■ TRY IT:
The entries below are to be duplicated exactly, with nothing left out.

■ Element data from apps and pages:
[Start of Attachment]

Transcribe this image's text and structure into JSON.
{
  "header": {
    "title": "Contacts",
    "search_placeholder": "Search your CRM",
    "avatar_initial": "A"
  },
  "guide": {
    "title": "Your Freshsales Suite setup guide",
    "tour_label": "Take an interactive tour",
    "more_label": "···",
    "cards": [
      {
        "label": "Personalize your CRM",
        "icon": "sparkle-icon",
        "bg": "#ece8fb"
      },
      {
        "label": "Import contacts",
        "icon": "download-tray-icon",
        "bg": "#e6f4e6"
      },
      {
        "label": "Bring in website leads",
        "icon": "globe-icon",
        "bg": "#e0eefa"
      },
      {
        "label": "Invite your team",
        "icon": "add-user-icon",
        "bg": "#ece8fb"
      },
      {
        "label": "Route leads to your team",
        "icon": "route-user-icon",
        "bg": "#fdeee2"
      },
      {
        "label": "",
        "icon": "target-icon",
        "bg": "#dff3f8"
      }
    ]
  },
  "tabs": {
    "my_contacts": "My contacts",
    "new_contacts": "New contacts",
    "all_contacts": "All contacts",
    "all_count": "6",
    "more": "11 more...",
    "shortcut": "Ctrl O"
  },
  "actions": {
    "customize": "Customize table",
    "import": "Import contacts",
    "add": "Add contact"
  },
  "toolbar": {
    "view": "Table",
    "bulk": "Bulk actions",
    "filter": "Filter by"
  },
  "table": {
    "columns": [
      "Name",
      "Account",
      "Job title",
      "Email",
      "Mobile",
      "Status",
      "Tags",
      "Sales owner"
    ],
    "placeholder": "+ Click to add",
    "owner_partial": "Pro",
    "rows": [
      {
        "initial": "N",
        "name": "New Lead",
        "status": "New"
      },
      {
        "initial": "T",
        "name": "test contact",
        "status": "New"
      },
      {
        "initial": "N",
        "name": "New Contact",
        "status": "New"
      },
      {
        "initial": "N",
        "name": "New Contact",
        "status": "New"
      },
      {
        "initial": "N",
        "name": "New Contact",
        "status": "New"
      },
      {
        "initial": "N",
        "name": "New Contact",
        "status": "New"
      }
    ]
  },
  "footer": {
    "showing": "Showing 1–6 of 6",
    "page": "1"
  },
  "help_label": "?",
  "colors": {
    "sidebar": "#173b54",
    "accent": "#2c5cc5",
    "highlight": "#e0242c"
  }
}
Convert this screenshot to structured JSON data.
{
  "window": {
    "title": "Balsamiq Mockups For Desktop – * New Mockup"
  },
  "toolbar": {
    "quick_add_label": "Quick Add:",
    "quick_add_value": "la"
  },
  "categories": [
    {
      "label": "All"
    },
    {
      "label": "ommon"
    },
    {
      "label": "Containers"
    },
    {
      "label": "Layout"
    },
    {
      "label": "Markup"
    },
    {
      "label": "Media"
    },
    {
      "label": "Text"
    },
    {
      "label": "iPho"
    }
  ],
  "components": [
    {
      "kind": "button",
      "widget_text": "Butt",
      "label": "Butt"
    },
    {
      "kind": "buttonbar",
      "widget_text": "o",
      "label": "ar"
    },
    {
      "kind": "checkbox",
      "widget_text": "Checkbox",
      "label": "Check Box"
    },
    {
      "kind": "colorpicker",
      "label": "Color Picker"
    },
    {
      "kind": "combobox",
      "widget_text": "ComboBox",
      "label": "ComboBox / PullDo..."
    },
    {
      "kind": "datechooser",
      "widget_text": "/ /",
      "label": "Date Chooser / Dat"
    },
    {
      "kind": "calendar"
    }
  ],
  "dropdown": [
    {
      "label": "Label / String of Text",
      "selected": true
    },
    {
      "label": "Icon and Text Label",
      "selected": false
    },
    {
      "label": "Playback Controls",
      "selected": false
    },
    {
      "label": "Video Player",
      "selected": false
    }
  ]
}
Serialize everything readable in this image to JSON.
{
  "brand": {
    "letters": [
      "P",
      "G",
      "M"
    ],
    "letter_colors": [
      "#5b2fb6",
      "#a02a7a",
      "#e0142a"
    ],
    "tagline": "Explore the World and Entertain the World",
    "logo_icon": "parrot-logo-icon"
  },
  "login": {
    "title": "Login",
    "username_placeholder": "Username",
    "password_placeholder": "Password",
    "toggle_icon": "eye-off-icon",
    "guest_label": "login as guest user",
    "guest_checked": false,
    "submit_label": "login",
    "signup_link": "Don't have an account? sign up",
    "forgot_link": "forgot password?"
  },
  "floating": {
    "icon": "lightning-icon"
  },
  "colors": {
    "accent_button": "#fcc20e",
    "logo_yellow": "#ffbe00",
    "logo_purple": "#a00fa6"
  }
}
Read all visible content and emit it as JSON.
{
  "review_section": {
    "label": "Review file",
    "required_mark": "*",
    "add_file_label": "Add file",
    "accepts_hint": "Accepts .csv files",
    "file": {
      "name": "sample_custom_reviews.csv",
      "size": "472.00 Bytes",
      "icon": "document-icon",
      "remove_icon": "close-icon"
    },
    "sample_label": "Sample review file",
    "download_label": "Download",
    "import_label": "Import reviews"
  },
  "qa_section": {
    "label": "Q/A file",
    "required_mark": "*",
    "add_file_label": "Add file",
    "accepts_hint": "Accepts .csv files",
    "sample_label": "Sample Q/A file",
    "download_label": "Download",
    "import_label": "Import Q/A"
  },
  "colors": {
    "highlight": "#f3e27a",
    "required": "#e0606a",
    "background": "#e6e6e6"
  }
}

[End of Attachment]

■ THE COMPLETED TASK:
Transcribe this image's text and structure into JSON.
{
  "header": {
    "title": "Contacts",
    "search_placeholder": "Search your CRM",
    "avatar_initial": "A"
  },
  "guide": {
    "title": "Your Freshsales Suite setup guide",
    "tour_label": "Take an interactive tour",
    "more_label": "···",
    "cards": [
      {
        "label": "Personalize your CRM",
        "icon": "sparkle-icon",
        "bg": "#ece8fb"
      },
      {
        "label": "Import contacts",
        "icon": "download-tray-icon",
        "bg": "#e6f4e6"
      },
      {
        "label": "Bring in website leads",
        "icon": "globe-icon",
        "bg": "#e0eefa"
      },
      {
        "label": "Invite your team",
        "icon": "add-user-icon",
        "bg": "#ece8fb"
      },
      {
        "label": "Route leads to your team",
        "icon": "route-user-icon",
        "bg": "#fdeee2"
      },
      {
        "label": "",
        "icon": "target-icon",
        "bg": "#dff3f8"
      }
    ]
  },
  "tabs": {
    "my_contacts": "My contacts",
    "new_contacts": "New contacts",
    "all_contacts": "All contacts",
    "all_count": "6",
    "more": "11 more...",
    "shortcut": "Ctrl O"
  },
  "actions": {
    "customize": "Customize table",
    "import": "Import contacts",
    "add": "Add contact"
  },
  "toolbar": {
    "view": "Table",
    "bulk": "Bulk actions",
    "filter": "Filter by"
  },
  "table": {
    "columns": [
      "Name",
      "Account",
      "Job title",
      "Email",
      "Mobile",
      "Status",
      "Tags",
      "Sales owner"
    ],
    "placeholder": "+ Click to add",
    "owner_partial": "Pro",
    "rows": [
      {
        "initial": "N",
        "name": "New Lead",
        "status": "New"
      },
      {
        "initial": "T",
        "name": "test contact",
        "status": "New"
      },
      {
        "initial": "N",
        "name": "New Contact",
        "status": "New"
      },
      {
        "initial": "N",
        "name": "New Contact",
        "status": "New"
      },
      {
        "initial": "N",
        "name": "New Contact",
        "status": "New"
      },
      {
        "initial": "N",
        "name": "New Contact",
        "status": "New"
      }
    ]
  },
  "footer": {
    "showing": "Showing 1–6 of 6",
    "page": "1"
  },
  "help_label": "?",
  "colors": {
    "sidebar": "#173b54",
    "accent": "#2c5cc5",
    "highlight": "#e0242c"
  }
}
Convert this screenshot to structured JSON data.
{
  "window": {
    "title": "Balsamiq Mockups For Desktop – * New Mockup"
  },
  "toolbar": {
    "quick_add_label": "Quick Add:",
    "quick_add_value": "la"
  },
  "categories": [
    {
      "label": "All"
    },
    {
      "label": "ommon"
    },
    {
      "label": "Containers"
    },
    {
      "label": "Layout"
    },
    {
      "label": "Markup"
    },
    {
      "label": "Media"
    },
    {
      "label": "Text"
    },
    {
      "label": "iPho"
    }
  ],
  "components": [
    {
      "kind": "button",
      "widget_text": "Butt",
      "label": "Butt"
    },
    {
      "kind": "buttonbar",
      "widget_text": "o",
      "label": "ar"
    },
    {
      "kind": "checkbox",
      "widget_text": "Checkbox",
      "label": "Check Box"
    },
    {
      "kind": "colorpicker",
      "label": "Color Picker"
    },
    {
      "kind": "combobox",
      "widget_text": "ComboBox",
      "label": "ComboBox / PullDo..."
    },
    {
      "kind": "datechooser",
      "widget_text": "/ /",
      "label": "Date Chooser / Dat"
    },
    {
      "kind": "calendar"
    }
  ],
  "dropdown": [
    {
      "label": "Label / String of Text",
      "selected": true
    },
    {
      "label": "Icon and Text Label",
      "selected": false
    },
    {
      "label": "Playback Controls",
      "selected": false
    },
    {
      "label": "Video Player",
      "selected": false
    }
  ]
}
Serialize everything readable in this image to JSON.
{
  "brand": {
    "letters": [
      "P",
      "G",
      "M"
    ],
    "letter_colors": [
      "#5b2fb6",
      "#a02a7a",
      "#e0142a"
    ],
    "tagline": "Explore the World and Entertain the World",
    "logo_icon": "parrot-logo-icon"
  },
  "login": {
    "title": "Login",
    "username_placeholder": "Username",
    "password_placeholder": "Password",
    "toggle_icon": "eye-off-icon",
    "guest_label": "login as guest user",
    "guest_checked": false,
    "submit_label": "login",
    "signup_link": "Don't have an account? sign up",
    "forgot_link": "forgot password?"
  },
  "floating": {
    "icon": "lightning-icon"
  },
  "colors": {
    "accent_button": "#fcc20e",
    "logo_yellow": "#ffbe00",
    "logo_purple": "#a00fa6"
  }
}
Read all visible content and emit it as JSON.
{
  "review_section": {
    "label": "Review file",
    "required_mark": "*",
    "add_file_label": "Add file",
    "accepts_hint": "Accepts .csv files",
    "file": {
      "name": "sample_custom_reviews.csv",
      "size": "472.00 Bytes",
      "icon": "document-icon",
      "remove_icon": "close-icon"
    },
    "sample_label": "Sample review file",
    "download_label": "Download",
    "import_label": "Import reviews"
  },
  "qa_section": {
    "label": "Q/A file",
    "required_mark": "*",
    "add_file_label": "Add file",
    "accepts_hint": "Accepts .csv files",
    "sample_label": "Sample Q/A file",
    "download_label": "Download",
    "import_label": "Import Q/A"
  },
  "colors": {
    "highlight": "#f3e27a",
    "required": "#e0606a",
    "background": "#e6e6e6"
  }
}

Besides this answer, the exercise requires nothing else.